Gerry Daly: Nothing tastes as good as homegrown veg. Here's a simple guide!
It's time to sow, writes Gerry Daly
In recent years, there has been a great upsurge of interest in home-grown vegetables because they are unsurpassed for freshness and flavour. While it is possible to grow a wide range of vegetables, it is best not to take on too much at the outset. Start with a couple of square metres, even one square metre, and grow easy kinds with a quick return reward for the effort expended, such as radish, rocket, mustard leaves and leaf lettuce. Then, with greater confidence and skills, expand the area and the range of vegetables grown.
Vegetables are best sown in a sunny spot in good fertile soil without weeds or tree roots. If you have a suitable spot, there is no need to go to the trouble and expense of raised beds as vegetables will grow perfectly well in good garden soil, and, indeed, raised beds can be prone to drought in a warm summer.
Vegetable seeds can be sown outside in open soil or indoors in trays, depending on kind and variety, and details are on the seed packet. Most vegetables are sown directly outdoors: cabbage, cauliflower, sprouts, broccoli, turnips, swedes, radish, carrots, parsnips, onions, scallions, leeks, peas, broad beans, French beans, beetroot and lettuce.
From April, these crops are sown into well-tilled, fine soil. Mark little drills with a stick drawn along a taut line or the handle of a rake.
Some vegetables can be damaged by frost and so can't be grown outdoors until the danger of late frost is past in about late May. These crops should be sown indoors in April and planted out at the end of May.
This group of tender vegetables includes outdoor tomatoes, sweet corn, courgettes, pumpkins, squash, runner beans, celery and peppers. Some vegetables can also be sown indoors to get early crops, such as summer cabbage, cauliflower, Brussels sprouts, peas, French beans, lettuce and onions.
Indoors, in a greenhouse, kitchen window sill or propagator, sow in trays of seed compost, kept moist and warm until seeds germinate. Then prick out seedlings into other seed trays, about 5cm apart each way, or into small individual pots. Larger seeds such as sweet corn, runner beans, French beans and pumpkins can be sown directly into small pots.
Vegetables need enough space for each plant to develop to a usable size. The amount of space varies for each vegetable and may even vary between varieties of a particular vegetable. Some, such as peas, beans, scallions, radishes, potatoes and onion sets, are sown at their final spacing and need no further adjustment. Others do need to be spaced and that is done by transplanting or by thinning.

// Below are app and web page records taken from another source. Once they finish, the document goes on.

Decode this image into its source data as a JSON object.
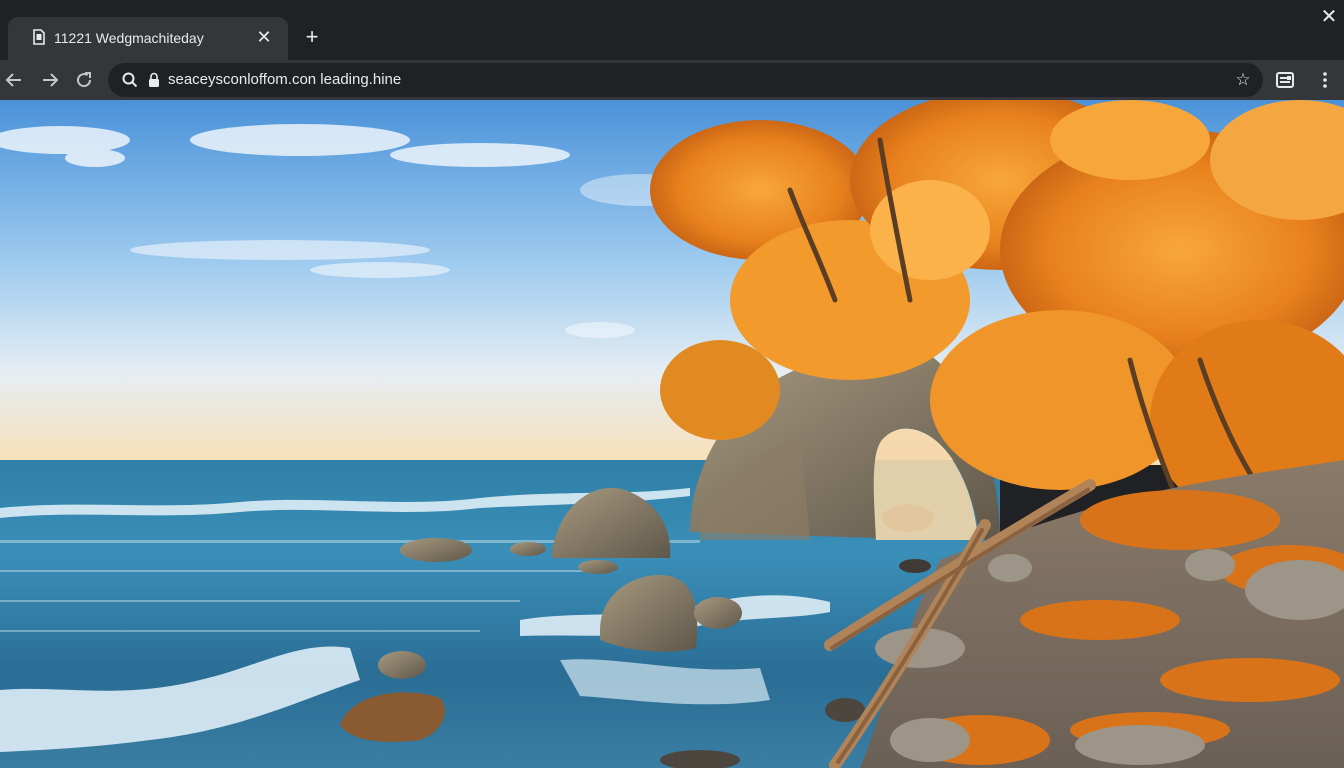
{
  "browser": {
    "tab": {
      "title": "11221 Wedgmachiteday",
      "favicon_icon": "document-icon",
      "close_icon": "close-icon"
    },
    "new_tab_icon": "plus-icon",
    "window_close_icon": "close-icon",
    "toolbar": {
      "back_icon": "arrow-left-icon",
      "forward_icon": "arrow-right-icon",
      "reload_icon": "reload-icon",
      "search_icon": "search-icon",
      "lock_icon": "lock-icon",
      "url": "seaceysconloffom.con leading.hine",
      "bookmark_icon": "star-icon",
      "reading_mode_icon": "reading-list-icon",
      "menu_icon": "kebab-menu-icon"
    }
  },
  "colors": {
    "tabstrip_bg": "#202124",
    "toolbar_bg": "#35363a",
    "text": "#e8eaed"
  },
  "page": {
    "image_description_icon": "coastal-autumn-landscape"
  }
}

For vegetables that are transplanted, sow the seeds outdoors in a seedbed and, when the seedlings have six or seven leaves, lift and transplant them to their final spacing. Water the young plants afterwards to help them to recover. Transplanting is used for cabbage, cauliflower, broccoli, onions, sprouts, leeks and lettuce. Crops sown indoors are, of course, transplanted outside when large enough.
Some crops are thinned to final spacing so as not to disrupt the roots. Carrots, parsnips, turnips, swedes and beetroot are thinned to their final spacing in two stages. Make several sowings of the quick-maturing salad crops - lettuce, rocket, radish, beetroot, scallions - and of white turnips, peas, French beans and carrots to spread supply and avoid gluts.
Control weeds as soon as they appear. Don't allow them to get beyond the seedling stage or to flower. Light hoeing between rows gets rid of most weeds, and hand-weeding will be needed in the rows of vegetables.
Timeliness is all important for success with vegetables.
Admire the show: Mr Middleton's Tulip Extravaganza at The Bay Garden is a four-week spectacle of tulips and spring bulbs with over 15,000 bulbs planted in 120 varieties. Viewing is on weekends, 2-5pm, as follows: today; 14 and 15 April; 21 and 22 April; 28 and 29 April, or by appointment. Talks on growing tulips. Entrance €5; thebaygarden.com
Plant it: Despite the cold, showery spring, that most elegant of trees, the magnolia, is about to flower, or in some favoured spots, is already in flower with magnificent tulip-shaped flowers of white or light wine-purple along bare branches. If you don't have space to grow this fine tree, you can always admire beauties such as Magnolia x soulangeana (pictured) in passing!
Skill up: If your garden is lacking that special something, consider going along to designer Ingrid Smyth's Introduction to Garden Design, aimed at giving you the tools you need to design your dream garden. April 14, 11am-4pm, fee, €65, including lunch. Places are limited to 15 and booking is recommended. details on email@example.com